Said Romer, “We estimate the impact of the Recovery Act on job creation in two ways…[a] model-based approach [and] the projection approach…[By using the latter approach] the Recovery Act has met the President’s goal of saving or creating 3.5 million —two quarters earlier than [he] anticipated.”

She added, “There’s obviously a lot of uncertainty about any estimate, and I expect the true effects of the [Recovery] act will not be fully analyzed or fully appreciated for many years.”

Current Employment Statistics Highlights from the BLS, however, paint a much starker picture. Non-farm payroll employment dropped in June by 125,000, which includes private employment gains of just 83,000 jobs. According to that report, “Since December, 2009, private-sector employment has risen by 593,000, or by an average of 99,000 gained per month.” This is far off the pace announced by Romer, and was picked up immediately by several followers of the economy. Veronique de Rugy, an economist with the Mercatus Center at George Mason University, declared, “The 3.5 million is a mystical, whimsical number that comes out of models that rest on extremely rosy projections.” She added that the real number of created by the stimulus is likely to be much lower than what Romer reported. Rep. Darrell Issa (R-Calif.), ranking member of the House Oversight and Government Reform Committee, said, “The administration’s new stimulus jobs ‘saved and created’ claim lacks a basis in reality.”

As President Obama travels the country this summer, calling it the “Summer of Recovery,” his message is that things could be worse, but according to Fox News, “That message is a tough sell.” The President is pointing to 30,000 miles of highways that are being improved, 2,800 water projects that have been started, and 120,000 homes that have been weatherized.

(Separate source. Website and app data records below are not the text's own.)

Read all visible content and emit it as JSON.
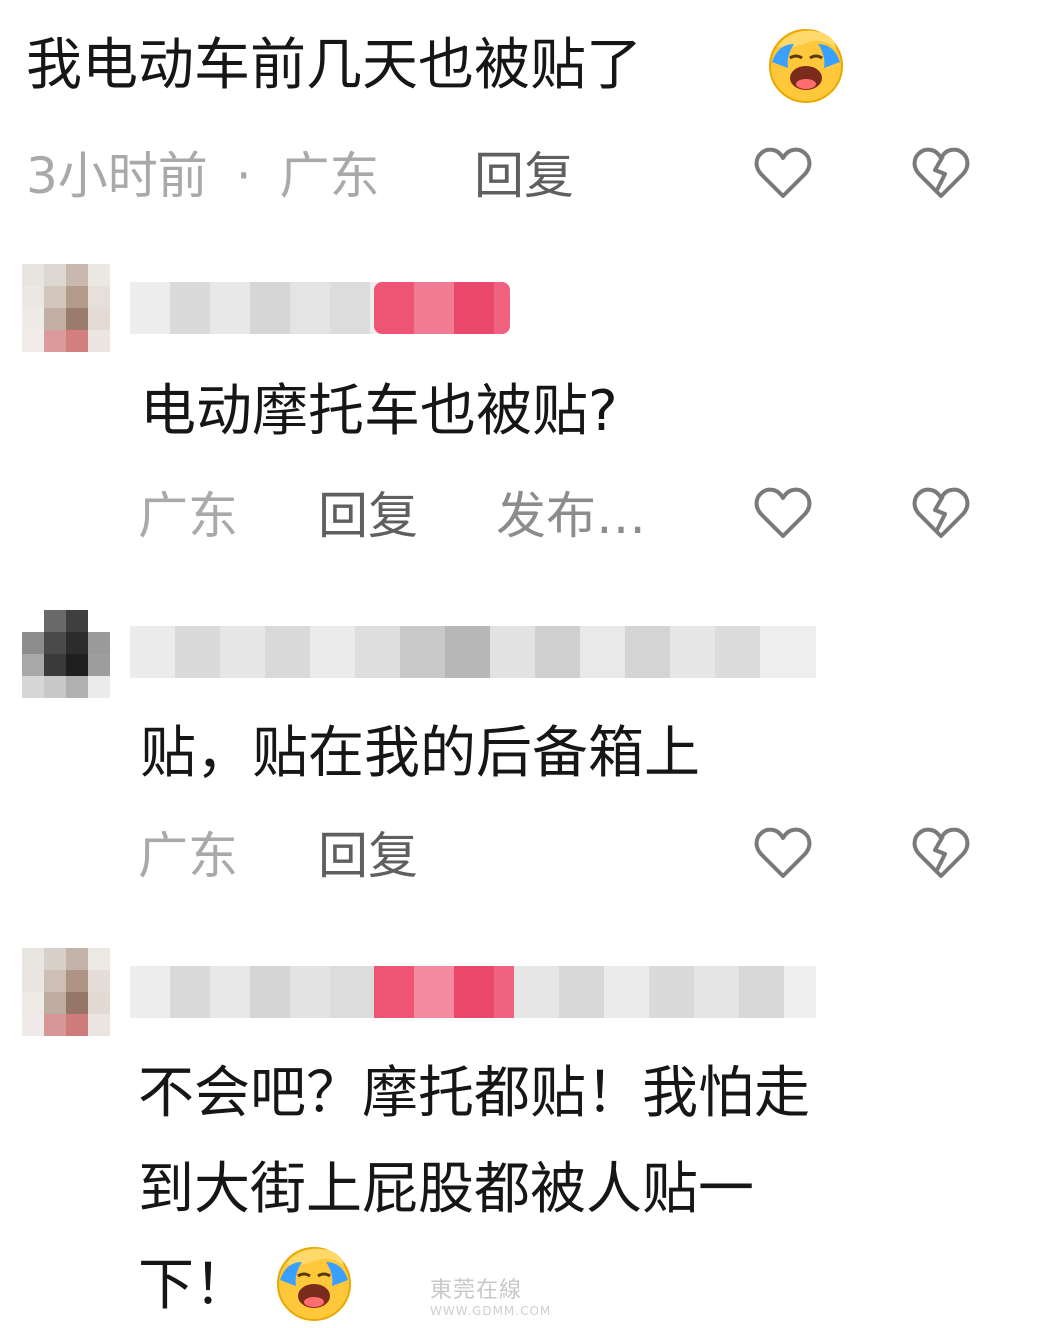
{
  "top_comment": {
    "text": "我电动车前几天也被贴了",
    "emoji": "laughing-crying-emoji",
    "meta_time": "3小时前",
    "meta_sep": "·",
    "meta_location": "广东",
    "reply_label": "回复"
  },
  "replies": [
    {
      "text": "电动摩托车也被贴?",
      "location": "广东",
      "reply_label": "回复",
      "publish_label": "发布…"
    },
    {
      "text": "贴，贴在我的后备箱上",
      "location": "广东",
      "reply_label": "回复"
    },
    {
      "text_line1": "不会吧？摩托都贴！我怕走",
      "text_line2": "到大街上屁股都被人贴一",
      "text_line3": "下！",
      "emoji": "laughing-crying-emoji"
    }
  ],
  "icons": {
    "like": "heart-outline-icon",
    "dislike": "broken-heart-icon"
  },
  "watermark": {
    "text": "東莞在線",
    "url": "WWW.GDMM.COM"
  },
  "colors": {
    "text": "#161616",
    "meta": "#a9a9a9",
    "reply": "#5f5f5f",
    "icon": "#7a7a7a",
    "tag_pink": "#ee4a6a"
  }
}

But despite that, “It’s very hard to discern any impact,” according to Brian Bethune, chief U.S. financial economist for HIS Global Insight. He says that Romer’s projections are overly optimistic and that while the stimulus did have some small impact, he estimates it at about a third of what the White House has estimated. “Just look at the number of we created over the past four quarters,” he added. “There haven’t been a lot.” And Ken Simonson, chief economist for the Associated General Contractors of Americaconcludes, “There’s no pretending that [the] stimulus will drive the or replace the private sector.”

On page 14 of the Highlights report is a chart illustrating “employment in temporary help services,” which sector, since last September, has added 379,000 jobs. According to Thomas Sowell, this is a critical number to know as it reflects businesses that have been meeting their need for labor “by hiring temporary workers and working their existing employees overtime, instead of hiring new people…because temporary workers usually don’t get health insurance or other benefits, and working existing employees overtime doesn’t add to the cost of their benefits.”

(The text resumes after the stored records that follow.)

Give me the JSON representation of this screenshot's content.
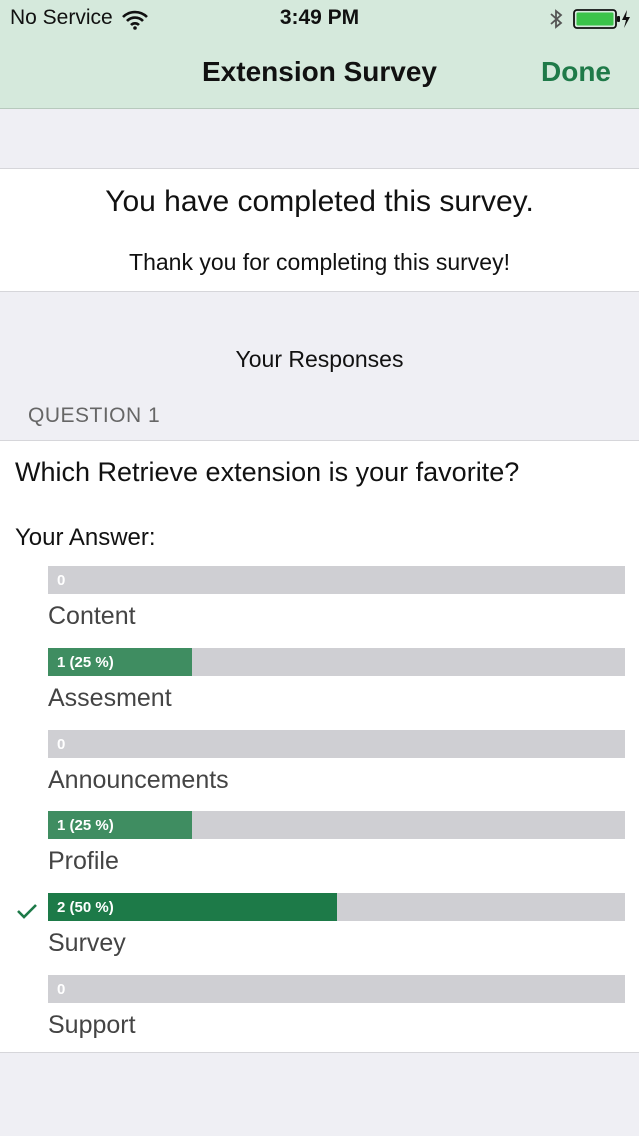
{
  "status_bar": {
    "carrier": "No Service",
    "time": "3:49 PM"
  },
  "nav": {
    "title": "Extension Survey",
    "done_label": "Done"
  },
  "completion": {
    "title": "You have completed this survey.",
    "subtitle": "Thank you for completing this survey!"
  },
  "responses_heading": "Your Responses",
  "question": {
    "label": "QUESTION 1",
    "text": "Which Retrieve extension is your favorite?",
    "answer_label": "Your Answer:"
  },
  "options": [
    {
      "label": "Content",
      "bar_text": "0",
      "fraction": 0,
      "selected": false
    },
    {
      "label": "Assesment",
      "bar_text": "1 (25 %)",
      "fraction": 0.25,
      "selected": false
    },
    {
      "label": "Announcements",
      "bar_text": "0",
      "fraction": 0,
      "selected": false
    },
    {
      "label": "Profile",
      "bar_text": "1 (25 %)",
      "fraction": 0.25,
      "selected": false
    },
    {
      "label": "Survey",
      "bar_text": "2 (50 %)",
      "fraction": 0.5,
      "selected": true
    },
    {
      "label": "Support",
      "bar_text": "0",
      "fraction": 0,
      "selected": false
    }
  ],
  "colors": {
    "accent": "#1f7a49",
    "bar_fill": "#3f8d61",
    "bar_fill_selected": "#1d7a48",
    "bar_track": "#cfcfd3",
    "navbar": "#d5e9dc"
  },
  "icons": {
    "wifi": "wifi-icon",
    "bluetooth": "bluetooth-icon",
    "battery": "battery-charging-icon",
    "check": "checkmark-icon"
  }
}
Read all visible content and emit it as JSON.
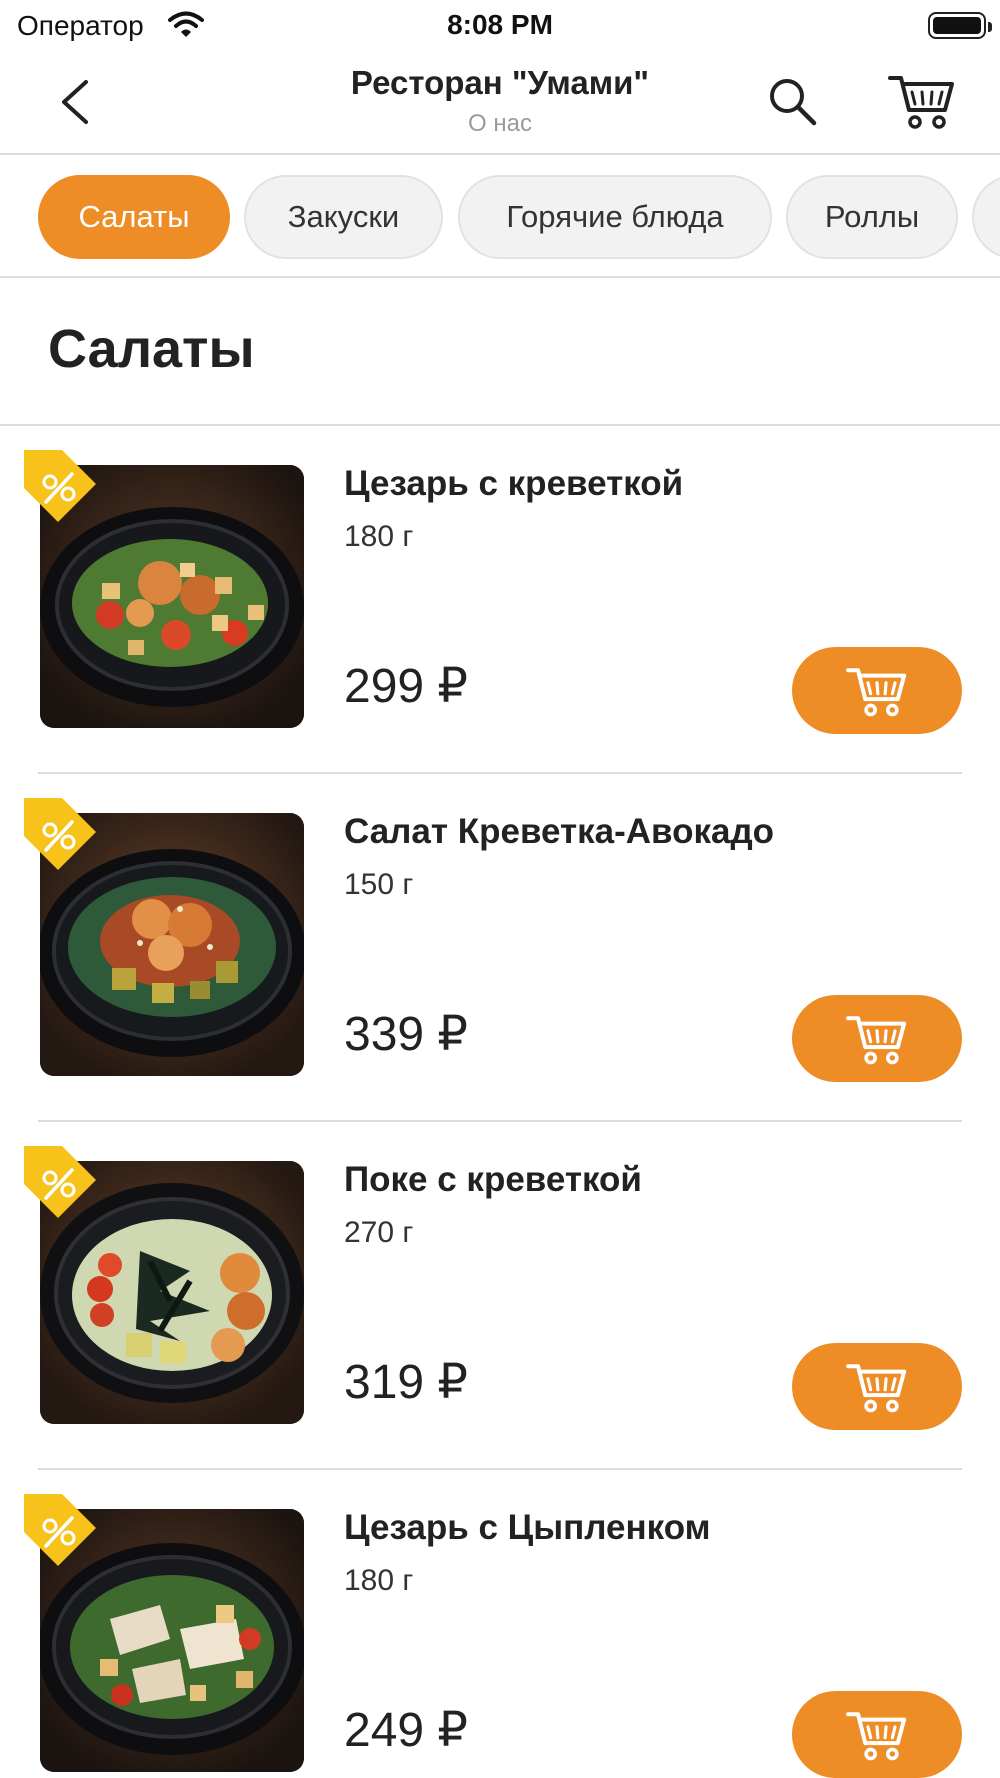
{
  "status_bar": {
    "carrier": "Оператор",
    "time": "8:08 PM"
  },
  "nav": {
    "title": "Ресторан \"Умами\"",
    "subtitle": "О нас"
  },
  "categories": [
    {
      "label": "Салаты",
      "active": true
    },
    {
      "label": "Закуски",
      "active": false
    },
    {
      "label": "Горячие блюда",
      "active": false
    },
    {
      "label": "Роллы",
      "active": false
    }
  ],
  "section": {
    "title": "Салаты"
  },
  "products": [
    {
      "name": "Цезарь с креветкой",
      "weight": "180 г",
      "price": "299 ₽",
      "image": "caesar-shrimp-salad-photo"
    },
    {
      "name": "Салат Креветка-Авокадо",
      "weight": "150 г",
      "price": "339 ₽",
      "image": "shrimp-avocado-salad-photo"
    },
    {
      "name": "Поке с креветкой",
      "weight": "270 г",
      "price": "319 ₽",
      "image": "shrimp-poke-photo"
    },
    {
      "name": "Цезарь с Цыпленком",
      "weight": "180 г",
      "price": "249 ₽",
      "image": "chicken-caesar-salad-photo"
    }
  ],
  "colors": {
    "accent": "#ee8c25",
    "discount_badge": "#f7c21a",
    "divider": "#dcdcdc"
  },
  "icons": {
    "back": "chevron-left-icon",
    "search": "search-icon",
    "cart": "cart-icon",
    "add_to_cart": "cart-icon",
    "discount": "discount-tag-icon",
    "wifi": "wifi-icon",
    "battery": "battery-icon"
  }
}
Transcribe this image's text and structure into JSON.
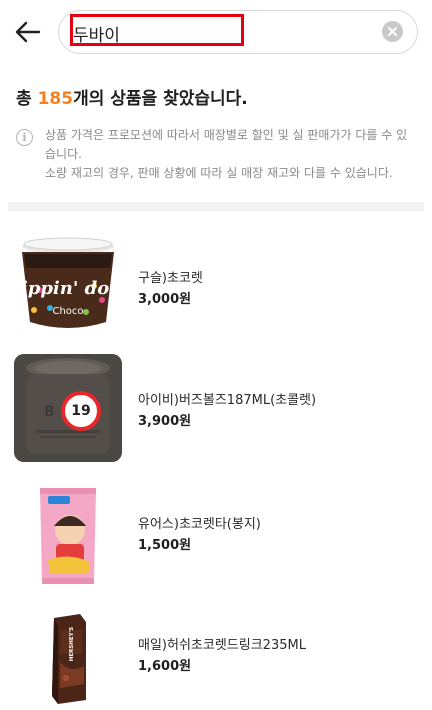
{
  "header": {
    "back_icon": "arrow-left-icon",
    "search_value": "두바이",
    "clear_icon": "close-circle-icon"
  },
  "results": {
    "prefix": "총 ",
    "count": "185",
    "suffix": "개의 상품을 찾았습니다."
  },
  "notice": {
    "icon": "info-icon",
    "line1": "상품 가격은 프로모션에 따라서 매장별로 할인 및 실 판매가가 다를 수 있습니다.",
    "line2": "소량 재고의 경우, 판매 상황에 따라 실 매장 재고와 다를 수 있습니다."
  },
  "products": [
    {
      "name": "구슬)초코렛",
      "price": "3,000원",
      "image_text": "dippin' dots",
      "image_subtext": "Choco"
    },
    {
      "name": "아이비)버즈볼즈187ML(초콜렛)",
      "price": "3,900원",
      "age_badge": "19"
    },
    {
      "name": "유어스)초코렛타(봉지)",
      "price": "1,500원"
    },
    {
      "name": "매일)허쉬초코렛드링크235ML",
      "price": "1,600원",
      "image_text": "HERSHEY'S"
    }
  ],
  "colors": {
    "accent": "#f5821f",
    "highlight": "#e60012",
    "badge_ring": "#e8262b"
  }
}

Lew Rockwell agrees that the actual number of is much worse than it appears.

For example, the Census Bureau hired 700,000 workers but then laid them off a couple of months later. He says, “Census jobs perform no market function, [but] the wages of these workers are paid by the taxpayer, meaning that these jobs are actually destructive of wealth. They siphon wealth and work out of the private sector into the wasteful sector…the point of jobs is for people to work towards providing goods and services that are valued by the marketplace. [Emphasis added.] If there is no consumer-driven demand for the things people are doing, their jobs are nothing more than waste.” That is why these latest jobs numbers from the government “show nothing like robust jobs growth where it matters most.”

This is what needs attention, but not from government programs. We need an absence of government programs, plus dramatic cuts in and regulations…We need wage reductions in some sectors so that employment can grow in other sectors. Government cannot plan real job growth. It can only get out of the way and let it happen.

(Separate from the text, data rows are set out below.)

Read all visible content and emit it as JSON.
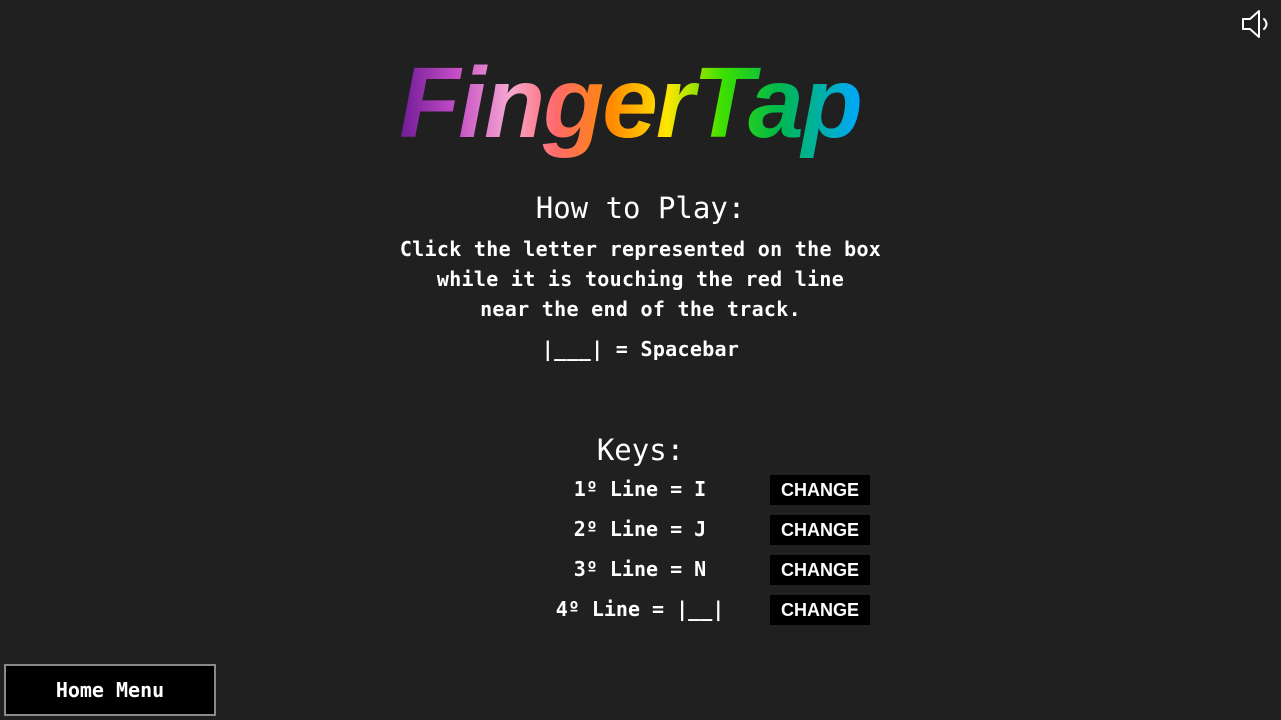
{
  "app": {
    "title": "FingerTap"
  },
  "header": {
    "sound_icon": "speaker-icon"
  },
  "howto": {
    "title": "How to Play:",
    "lines": [
      "Click the letter represented on the box",
      "while it is touching the red line",
      "near the end of the track."
    ],
    "spacebar_note": "|___| = Spacebar"
  },
  "keys": {
    "title": "Keys:",
    "items": [
      {
        "label": "1º Line = I",
        "button": "CHANGE"
      },
      {
        "label": "2º Line = J",
        "button": "CHANGE"
      },
      {
        "label": "3º Line = N",
        "button": "CHANGE"
      },
      {
        "label": "4º Line = |__|",
        "button": "CHANGE"
      }
    ]
  },
  "footer": {
    "home_button": "Home Menu"
  },
  "colors": {
    "background": "#202020",
    "text": "#ffffff",
    "button_bg": "#000000",
    "logo_gradient": [
      "#7a1fa2",
      "#c84fc8",
      "#f5a6d0",
      "#ff5a5a",
      "#ff8a00",
      "#ffe600",
      "#38e000",
      "#00c060",
      "#00a8ff"
    ]
  }
}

Enhanced by Zemanta
Opt In Image
Soak Up More Light from the Right
with a free copy of Bob's most popular eBook!

Sign up to to receive Bob's explosive articles in your inbox every week, and as a thank you we'll send a copy of his most popular eBook - completely free of charge!

How can you help stop the Democrat's latest gun grab? How is the Federal Reserve deceiving America today? What is the latest Obama administration scandal coverup? Sign up for the Light from the Right email newsletter and help stop the progressives' takeover of America!